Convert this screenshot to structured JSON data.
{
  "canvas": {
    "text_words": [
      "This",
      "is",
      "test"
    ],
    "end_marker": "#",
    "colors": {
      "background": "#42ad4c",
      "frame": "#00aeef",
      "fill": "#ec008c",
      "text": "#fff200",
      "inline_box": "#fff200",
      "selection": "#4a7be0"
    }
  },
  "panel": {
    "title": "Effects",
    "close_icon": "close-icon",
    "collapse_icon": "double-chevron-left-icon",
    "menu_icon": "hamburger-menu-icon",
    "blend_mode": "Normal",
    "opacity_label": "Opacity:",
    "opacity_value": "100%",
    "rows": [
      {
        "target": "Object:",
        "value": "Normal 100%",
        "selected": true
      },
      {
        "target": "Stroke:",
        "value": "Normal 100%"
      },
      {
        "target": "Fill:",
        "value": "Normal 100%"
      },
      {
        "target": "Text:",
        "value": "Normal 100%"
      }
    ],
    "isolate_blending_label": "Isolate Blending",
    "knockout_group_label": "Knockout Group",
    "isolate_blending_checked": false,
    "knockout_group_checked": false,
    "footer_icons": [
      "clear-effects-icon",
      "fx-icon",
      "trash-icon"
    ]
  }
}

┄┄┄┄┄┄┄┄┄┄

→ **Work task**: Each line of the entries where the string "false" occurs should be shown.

→ **Finished task**:
    "isolate_blending_checked": false,
    "knockout_group_checked": false,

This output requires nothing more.